BRIEF:
Return every line from the records below with the string "title".

##### INFORMATION GIVEN

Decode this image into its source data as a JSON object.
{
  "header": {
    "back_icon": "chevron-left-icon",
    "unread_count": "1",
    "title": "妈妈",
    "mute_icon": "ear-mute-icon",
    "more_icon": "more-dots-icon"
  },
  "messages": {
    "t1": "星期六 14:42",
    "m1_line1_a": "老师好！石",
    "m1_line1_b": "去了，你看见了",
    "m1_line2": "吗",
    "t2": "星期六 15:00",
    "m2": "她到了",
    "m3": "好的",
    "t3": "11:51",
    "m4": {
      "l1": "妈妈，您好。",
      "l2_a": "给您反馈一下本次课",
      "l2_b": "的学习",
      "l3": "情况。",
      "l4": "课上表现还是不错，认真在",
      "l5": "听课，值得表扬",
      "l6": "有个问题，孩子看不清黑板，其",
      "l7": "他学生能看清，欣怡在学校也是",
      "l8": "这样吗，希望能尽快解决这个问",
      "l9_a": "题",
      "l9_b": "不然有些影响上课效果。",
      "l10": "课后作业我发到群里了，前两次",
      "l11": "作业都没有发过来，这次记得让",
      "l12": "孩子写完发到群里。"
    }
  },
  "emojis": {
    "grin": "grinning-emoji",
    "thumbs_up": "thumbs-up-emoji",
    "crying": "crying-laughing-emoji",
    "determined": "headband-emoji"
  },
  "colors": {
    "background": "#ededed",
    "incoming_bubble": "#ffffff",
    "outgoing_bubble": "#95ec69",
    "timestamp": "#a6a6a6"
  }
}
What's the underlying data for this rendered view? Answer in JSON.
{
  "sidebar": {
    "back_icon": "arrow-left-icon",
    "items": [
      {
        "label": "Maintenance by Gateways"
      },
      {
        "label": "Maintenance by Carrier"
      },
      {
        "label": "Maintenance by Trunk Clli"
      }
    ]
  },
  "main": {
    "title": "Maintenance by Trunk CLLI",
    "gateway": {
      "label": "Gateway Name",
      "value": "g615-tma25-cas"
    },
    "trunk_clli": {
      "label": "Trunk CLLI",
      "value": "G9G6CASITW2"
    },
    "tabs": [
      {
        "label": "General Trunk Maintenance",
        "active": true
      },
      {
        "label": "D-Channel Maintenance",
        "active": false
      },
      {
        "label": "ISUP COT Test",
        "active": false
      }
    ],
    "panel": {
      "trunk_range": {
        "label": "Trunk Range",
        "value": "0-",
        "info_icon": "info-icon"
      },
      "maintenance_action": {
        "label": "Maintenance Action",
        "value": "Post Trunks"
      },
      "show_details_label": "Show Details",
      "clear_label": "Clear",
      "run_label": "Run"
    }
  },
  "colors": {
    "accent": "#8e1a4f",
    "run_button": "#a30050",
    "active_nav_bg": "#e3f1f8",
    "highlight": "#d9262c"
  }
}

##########

EXPECTED ANSWER:
    "title": "妈妈",
    "title": "Maintenance by Trunk CLLI",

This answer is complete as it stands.